_PROBLEM_.
Set down the entries again word for word, without any of the images.

_RECORDS FOR THIS EXERCISE_.
┌──
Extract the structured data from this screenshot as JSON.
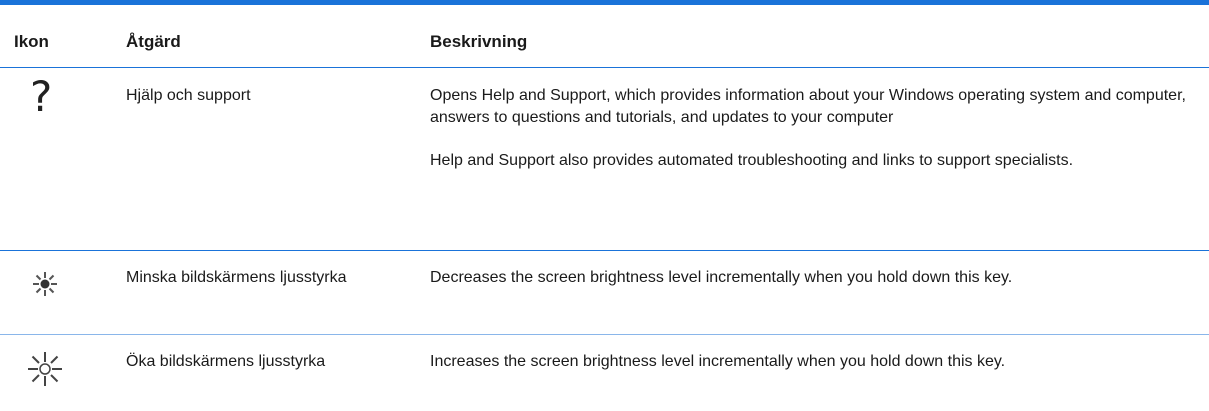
{
  "table": {
    "headers": {
      "icon": "Ikon",
      "action": "Åtgärd",
      "description": "Beskrivning"
    },
    "rows": [
      {
        "icon": "question-mark-icon",
        "action": "Hjälp och support",
        "description": [
          "Opens Help and Support, which provides information about your Windows operating system and computer, answers to questions and tutorials, and updates to your computer",
          "Help and Support also provides automated troubleshooting and links to support specialists."
        ]
      },
      {
        "icon": "brightness-down-icon",
        "action": "Minska bildskärmens ljusstyrka",
        "description": [
          "Decreases the screen brightness level incrementally when you hold down this key."
        ]
      },
      {
        "icon": "brightness-up-icon",
        "action": "Öka bildskärmens ljusstyrka",
        "description": [
          "Increases the screen brightness level incrementally when you hold down this key."
        ]
      }
    ]
  },
  "colors": {
    "rule": "#1a73d9",
    "text": "#1a1a1a"
  },
  "glyphs": {
    "question": "?"
  }
}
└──
_SOLUTION TO THIS TASK_.
Extract the structured data from this screenshot as JSON.
{
  "table": {
    "headers": {
      "icon": "Ikon",
      "action": "Åtgärd",
      "description": "Beskrivning"
    },
    "rows": [
      {
        "icon": "question-mark-icon",
        "action": "Hjälp och support",
        "description": [
          "Opens Help and Support, which provides information about your Windows operating system and computer, answers to questions and tutorials, and updates to your computer",
          "Help and Support also provides automated troubleshooting and links to support specialists."
        ]
      },
      {
        "icon": "brightness-down-icon",
        "action": "Minska bildskärmens ljusstyrka",
        "description": [
          "Decreases the screen brightness level incrementally when you hold down this key."
        ]
      },
      {
        "icon": "brightness-up-icon",
        "action": "Öka bildskärmens ljusstyrka",
        "description": [
          "Increases the screen brightness level incrementally when you hold down this key."
        ]
      }
    ]
  },
  "colors": {
    "rule": "#1a73d9",
    "text": "#1a1a1a"
  },
  "glyphs": {
    "question": "?"
  }
}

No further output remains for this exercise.